| Data shown |

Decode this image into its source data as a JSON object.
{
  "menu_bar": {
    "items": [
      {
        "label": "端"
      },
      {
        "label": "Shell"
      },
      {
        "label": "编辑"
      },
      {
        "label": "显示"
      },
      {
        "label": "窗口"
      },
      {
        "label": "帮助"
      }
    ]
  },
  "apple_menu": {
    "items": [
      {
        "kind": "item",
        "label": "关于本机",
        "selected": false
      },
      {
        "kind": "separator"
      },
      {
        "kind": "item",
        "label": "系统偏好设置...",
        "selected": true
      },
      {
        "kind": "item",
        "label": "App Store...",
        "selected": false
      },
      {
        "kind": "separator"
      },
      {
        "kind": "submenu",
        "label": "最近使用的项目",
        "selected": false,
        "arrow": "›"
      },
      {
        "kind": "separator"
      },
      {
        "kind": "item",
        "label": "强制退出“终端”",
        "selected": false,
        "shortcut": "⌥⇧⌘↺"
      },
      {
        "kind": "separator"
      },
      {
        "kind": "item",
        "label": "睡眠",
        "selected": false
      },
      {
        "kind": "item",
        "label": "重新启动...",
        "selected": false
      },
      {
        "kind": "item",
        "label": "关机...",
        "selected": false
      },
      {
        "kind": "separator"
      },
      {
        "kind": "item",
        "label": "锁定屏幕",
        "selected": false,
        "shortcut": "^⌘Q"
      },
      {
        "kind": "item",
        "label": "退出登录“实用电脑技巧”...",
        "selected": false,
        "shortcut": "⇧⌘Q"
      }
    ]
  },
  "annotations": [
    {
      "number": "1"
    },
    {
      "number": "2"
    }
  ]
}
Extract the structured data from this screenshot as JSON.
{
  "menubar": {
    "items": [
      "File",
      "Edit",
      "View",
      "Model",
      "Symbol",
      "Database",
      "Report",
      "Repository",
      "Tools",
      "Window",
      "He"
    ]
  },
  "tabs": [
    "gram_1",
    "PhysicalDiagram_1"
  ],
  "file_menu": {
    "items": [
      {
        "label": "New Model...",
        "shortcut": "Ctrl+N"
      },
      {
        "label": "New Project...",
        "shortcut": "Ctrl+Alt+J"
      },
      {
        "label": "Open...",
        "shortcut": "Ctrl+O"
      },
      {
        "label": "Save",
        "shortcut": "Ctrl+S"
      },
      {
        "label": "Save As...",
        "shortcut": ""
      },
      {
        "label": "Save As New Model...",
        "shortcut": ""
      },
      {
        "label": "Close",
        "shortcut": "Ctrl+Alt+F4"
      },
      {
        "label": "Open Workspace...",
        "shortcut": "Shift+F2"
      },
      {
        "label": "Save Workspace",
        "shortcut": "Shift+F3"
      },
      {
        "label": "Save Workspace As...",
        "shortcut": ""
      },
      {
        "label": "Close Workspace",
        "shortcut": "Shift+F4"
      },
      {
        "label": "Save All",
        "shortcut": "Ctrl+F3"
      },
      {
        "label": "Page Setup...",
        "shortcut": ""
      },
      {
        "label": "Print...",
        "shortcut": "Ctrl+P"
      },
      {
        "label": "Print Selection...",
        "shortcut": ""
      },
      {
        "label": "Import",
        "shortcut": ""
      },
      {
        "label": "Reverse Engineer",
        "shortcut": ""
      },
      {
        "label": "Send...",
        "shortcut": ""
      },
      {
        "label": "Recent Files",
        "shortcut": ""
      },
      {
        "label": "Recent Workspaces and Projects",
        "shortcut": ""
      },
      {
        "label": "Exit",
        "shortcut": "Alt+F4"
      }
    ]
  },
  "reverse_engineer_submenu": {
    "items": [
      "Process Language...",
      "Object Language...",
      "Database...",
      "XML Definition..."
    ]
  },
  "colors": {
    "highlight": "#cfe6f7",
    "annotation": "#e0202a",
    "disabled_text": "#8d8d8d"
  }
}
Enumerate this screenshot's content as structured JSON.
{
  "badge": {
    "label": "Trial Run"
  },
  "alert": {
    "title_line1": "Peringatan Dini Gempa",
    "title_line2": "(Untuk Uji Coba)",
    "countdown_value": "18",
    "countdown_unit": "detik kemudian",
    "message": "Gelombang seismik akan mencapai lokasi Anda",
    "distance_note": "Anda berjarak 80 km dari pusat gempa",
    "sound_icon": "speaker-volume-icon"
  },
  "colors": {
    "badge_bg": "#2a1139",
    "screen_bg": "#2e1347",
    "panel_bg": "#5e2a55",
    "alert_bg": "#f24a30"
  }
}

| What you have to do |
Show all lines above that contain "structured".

| Worked solution |
Extract the structured data from this screenshot as JSON.
Enumerate this screenshot's content as structured JSON.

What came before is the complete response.